Work to be completed. Below are the records; copy each line in which "title" occurs.

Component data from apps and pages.
--------------------

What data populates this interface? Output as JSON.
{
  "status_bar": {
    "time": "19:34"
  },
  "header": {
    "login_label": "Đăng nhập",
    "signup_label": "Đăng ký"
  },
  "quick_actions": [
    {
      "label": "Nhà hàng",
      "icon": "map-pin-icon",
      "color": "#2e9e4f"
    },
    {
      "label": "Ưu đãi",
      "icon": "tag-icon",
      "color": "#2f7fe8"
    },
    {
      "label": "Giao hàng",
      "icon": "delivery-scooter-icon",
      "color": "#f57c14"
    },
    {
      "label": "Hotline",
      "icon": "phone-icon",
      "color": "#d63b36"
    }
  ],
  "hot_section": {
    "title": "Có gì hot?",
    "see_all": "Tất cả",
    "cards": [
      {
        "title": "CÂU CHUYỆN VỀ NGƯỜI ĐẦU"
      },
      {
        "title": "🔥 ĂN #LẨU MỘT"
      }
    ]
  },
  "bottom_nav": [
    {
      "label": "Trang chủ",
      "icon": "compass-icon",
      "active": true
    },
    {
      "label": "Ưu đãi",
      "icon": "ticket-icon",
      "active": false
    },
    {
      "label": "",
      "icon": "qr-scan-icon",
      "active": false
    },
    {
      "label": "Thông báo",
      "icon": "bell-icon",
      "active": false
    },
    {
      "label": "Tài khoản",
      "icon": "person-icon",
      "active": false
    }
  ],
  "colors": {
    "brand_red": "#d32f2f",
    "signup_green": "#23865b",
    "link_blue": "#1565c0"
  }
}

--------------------

Expected output.
    "title": "Có gì hot?",
        "title": "CÂU CHUYỆN VỀ NGƯỜI ĐẦU"
        "title": "🔥 ĂN #LẨU MỘT"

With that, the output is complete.